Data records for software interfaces
********************

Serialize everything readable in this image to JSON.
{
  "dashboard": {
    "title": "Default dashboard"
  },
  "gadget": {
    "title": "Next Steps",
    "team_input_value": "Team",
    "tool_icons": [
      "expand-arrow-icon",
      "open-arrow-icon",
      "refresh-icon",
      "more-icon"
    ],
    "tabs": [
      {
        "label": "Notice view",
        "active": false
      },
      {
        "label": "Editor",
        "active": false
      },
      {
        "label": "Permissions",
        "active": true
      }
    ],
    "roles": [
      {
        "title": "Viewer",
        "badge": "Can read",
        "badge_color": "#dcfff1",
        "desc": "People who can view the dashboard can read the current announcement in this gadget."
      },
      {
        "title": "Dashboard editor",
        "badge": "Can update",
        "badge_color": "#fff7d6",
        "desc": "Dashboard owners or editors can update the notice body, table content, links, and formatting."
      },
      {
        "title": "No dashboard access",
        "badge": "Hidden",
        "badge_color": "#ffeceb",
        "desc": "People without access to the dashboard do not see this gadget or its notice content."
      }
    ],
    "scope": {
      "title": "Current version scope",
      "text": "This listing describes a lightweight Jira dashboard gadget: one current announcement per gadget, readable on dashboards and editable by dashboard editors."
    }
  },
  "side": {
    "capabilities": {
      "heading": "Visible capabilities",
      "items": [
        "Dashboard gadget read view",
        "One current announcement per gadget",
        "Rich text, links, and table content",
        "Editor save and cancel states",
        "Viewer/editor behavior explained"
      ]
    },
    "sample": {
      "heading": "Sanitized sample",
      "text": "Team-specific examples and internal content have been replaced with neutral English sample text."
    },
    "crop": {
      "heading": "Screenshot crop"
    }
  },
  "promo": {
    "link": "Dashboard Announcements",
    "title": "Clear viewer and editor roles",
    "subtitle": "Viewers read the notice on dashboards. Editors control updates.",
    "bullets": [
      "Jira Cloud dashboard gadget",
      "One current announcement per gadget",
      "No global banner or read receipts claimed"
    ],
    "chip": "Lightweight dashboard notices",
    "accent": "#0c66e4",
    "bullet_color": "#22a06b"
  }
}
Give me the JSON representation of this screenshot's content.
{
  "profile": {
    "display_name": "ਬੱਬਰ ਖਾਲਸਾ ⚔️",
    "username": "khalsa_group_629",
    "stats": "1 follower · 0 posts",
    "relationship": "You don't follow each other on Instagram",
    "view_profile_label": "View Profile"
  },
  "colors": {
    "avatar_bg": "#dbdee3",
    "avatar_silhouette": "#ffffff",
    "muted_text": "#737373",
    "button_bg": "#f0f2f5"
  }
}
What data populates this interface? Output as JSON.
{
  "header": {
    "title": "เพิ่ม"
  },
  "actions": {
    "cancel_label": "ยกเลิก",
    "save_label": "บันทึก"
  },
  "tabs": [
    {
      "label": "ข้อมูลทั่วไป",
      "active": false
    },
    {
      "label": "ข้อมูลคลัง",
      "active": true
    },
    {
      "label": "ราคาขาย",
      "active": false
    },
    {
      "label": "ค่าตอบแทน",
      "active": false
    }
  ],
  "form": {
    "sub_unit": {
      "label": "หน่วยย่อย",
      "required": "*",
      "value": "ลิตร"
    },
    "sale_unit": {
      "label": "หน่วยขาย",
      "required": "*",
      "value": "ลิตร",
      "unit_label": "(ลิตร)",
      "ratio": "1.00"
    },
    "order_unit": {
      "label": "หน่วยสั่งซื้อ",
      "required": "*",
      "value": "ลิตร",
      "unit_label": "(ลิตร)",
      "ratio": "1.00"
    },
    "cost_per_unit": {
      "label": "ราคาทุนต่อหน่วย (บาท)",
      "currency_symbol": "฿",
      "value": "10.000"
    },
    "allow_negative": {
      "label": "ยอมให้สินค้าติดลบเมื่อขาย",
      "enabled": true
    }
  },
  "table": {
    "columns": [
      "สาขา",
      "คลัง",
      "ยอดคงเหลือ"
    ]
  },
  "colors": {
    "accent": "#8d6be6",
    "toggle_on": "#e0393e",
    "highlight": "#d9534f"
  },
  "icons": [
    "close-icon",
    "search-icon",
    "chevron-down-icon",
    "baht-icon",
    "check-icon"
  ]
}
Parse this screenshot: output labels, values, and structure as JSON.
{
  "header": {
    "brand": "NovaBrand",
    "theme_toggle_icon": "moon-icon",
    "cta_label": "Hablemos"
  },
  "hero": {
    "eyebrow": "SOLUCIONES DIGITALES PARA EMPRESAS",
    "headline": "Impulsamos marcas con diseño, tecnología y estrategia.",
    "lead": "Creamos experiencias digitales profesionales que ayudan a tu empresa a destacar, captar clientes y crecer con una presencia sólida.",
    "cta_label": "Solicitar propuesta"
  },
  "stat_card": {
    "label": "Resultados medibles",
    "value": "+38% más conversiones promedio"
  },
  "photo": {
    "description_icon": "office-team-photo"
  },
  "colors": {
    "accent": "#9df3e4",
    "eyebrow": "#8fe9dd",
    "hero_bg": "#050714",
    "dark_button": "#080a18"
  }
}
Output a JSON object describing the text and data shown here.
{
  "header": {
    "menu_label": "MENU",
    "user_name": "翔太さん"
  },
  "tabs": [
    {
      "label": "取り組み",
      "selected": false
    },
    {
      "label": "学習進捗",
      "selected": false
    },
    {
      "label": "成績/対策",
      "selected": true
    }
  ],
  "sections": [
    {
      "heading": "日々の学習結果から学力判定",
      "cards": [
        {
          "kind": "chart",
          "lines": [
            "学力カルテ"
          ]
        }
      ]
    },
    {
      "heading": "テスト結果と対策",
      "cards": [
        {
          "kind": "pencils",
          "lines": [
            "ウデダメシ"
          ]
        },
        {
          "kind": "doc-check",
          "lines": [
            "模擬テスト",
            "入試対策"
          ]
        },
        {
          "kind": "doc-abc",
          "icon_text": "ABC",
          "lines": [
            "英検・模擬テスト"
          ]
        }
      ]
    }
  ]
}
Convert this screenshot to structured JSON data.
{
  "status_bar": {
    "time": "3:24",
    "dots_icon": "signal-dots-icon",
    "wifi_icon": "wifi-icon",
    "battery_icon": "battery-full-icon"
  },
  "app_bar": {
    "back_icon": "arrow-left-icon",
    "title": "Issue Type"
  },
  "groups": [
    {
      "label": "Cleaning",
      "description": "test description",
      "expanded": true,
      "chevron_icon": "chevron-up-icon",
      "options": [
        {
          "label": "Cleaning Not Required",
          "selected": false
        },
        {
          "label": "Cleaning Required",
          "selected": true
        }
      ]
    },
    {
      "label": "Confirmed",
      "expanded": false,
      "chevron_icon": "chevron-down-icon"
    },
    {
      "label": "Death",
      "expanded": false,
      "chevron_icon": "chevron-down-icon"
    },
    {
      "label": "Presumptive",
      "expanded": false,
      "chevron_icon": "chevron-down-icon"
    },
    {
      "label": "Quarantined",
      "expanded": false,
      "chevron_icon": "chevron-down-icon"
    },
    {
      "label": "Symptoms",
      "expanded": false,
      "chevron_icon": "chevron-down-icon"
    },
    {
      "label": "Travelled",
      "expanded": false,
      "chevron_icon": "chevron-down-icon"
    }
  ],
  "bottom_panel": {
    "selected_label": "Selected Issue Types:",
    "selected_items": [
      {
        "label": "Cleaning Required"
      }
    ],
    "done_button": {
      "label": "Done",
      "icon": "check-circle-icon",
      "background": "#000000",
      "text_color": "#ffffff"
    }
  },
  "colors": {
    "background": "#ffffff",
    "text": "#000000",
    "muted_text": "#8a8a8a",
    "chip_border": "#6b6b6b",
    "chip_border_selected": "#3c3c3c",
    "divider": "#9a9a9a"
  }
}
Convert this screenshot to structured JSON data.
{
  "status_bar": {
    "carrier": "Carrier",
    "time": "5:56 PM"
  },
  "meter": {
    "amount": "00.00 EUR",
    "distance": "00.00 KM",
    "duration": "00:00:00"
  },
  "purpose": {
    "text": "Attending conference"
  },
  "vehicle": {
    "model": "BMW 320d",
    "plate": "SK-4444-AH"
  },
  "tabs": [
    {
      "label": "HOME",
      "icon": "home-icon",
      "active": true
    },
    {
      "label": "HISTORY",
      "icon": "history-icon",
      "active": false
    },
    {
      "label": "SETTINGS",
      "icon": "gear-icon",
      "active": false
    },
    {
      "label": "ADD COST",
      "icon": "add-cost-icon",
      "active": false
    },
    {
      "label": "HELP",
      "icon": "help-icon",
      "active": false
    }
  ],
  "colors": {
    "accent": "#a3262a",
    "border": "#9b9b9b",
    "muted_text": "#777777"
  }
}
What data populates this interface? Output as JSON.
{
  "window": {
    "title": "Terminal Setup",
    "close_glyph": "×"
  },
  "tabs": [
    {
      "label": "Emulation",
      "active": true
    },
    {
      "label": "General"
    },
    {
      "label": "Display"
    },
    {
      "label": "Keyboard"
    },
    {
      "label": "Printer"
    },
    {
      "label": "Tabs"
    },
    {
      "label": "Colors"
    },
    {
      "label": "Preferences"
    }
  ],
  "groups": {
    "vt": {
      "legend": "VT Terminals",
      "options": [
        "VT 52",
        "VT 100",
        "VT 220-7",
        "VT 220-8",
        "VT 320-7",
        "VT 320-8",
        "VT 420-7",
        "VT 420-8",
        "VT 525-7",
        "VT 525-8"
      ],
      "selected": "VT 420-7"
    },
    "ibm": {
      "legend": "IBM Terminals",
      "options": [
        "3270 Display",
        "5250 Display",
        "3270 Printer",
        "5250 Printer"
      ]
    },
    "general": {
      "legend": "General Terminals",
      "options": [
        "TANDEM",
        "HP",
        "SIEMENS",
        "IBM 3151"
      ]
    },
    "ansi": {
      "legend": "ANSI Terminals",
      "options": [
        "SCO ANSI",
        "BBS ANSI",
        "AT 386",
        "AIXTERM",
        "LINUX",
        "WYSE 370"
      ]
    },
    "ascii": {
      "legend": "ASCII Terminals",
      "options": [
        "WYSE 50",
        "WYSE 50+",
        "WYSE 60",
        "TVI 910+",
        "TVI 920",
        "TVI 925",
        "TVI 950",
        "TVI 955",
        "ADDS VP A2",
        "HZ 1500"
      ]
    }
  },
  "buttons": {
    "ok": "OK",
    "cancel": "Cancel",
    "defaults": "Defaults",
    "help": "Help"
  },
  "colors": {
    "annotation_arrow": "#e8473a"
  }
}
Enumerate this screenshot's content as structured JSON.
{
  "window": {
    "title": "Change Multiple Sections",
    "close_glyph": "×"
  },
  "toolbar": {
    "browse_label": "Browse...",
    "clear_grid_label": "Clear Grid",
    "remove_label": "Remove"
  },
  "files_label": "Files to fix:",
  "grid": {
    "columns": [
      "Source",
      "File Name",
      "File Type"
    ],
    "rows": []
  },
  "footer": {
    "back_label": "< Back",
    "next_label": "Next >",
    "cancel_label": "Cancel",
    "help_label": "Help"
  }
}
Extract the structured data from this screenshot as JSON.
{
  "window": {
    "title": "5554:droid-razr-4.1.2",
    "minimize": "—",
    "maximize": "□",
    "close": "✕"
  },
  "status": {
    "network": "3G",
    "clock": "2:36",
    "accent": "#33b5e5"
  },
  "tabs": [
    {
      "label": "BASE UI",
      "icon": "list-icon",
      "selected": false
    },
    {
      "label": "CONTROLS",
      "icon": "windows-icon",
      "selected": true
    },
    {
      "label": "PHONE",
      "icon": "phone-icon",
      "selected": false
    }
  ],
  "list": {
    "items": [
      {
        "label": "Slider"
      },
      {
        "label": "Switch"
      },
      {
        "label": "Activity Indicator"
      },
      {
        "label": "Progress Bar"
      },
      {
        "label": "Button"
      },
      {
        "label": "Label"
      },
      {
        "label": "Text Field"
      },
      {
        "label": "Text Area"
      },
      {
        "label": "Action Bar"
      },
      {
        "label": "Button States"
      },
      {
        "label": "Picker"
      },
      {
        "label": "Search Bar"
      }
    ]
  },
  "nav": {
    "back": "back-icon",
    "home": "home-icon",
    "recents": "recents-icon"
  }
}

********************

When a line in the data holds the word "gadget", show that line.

  "gadget": {
        "desc": "People who can view the dashboard can read the current announcement in this gadget."
        "desc": "People without access to the dashboard do not see this gadget or its notice content."
      "text": "This listing describes a lightweight Jira dashboard gadget: one current announcement per gadget, readable on dashboards and editable by dashboard editors."
        "Dashboard gadget read view",
        "One current announcement per gadget",
      "Jira Cloud dashboard gadget",
      "One current announcement per gadget",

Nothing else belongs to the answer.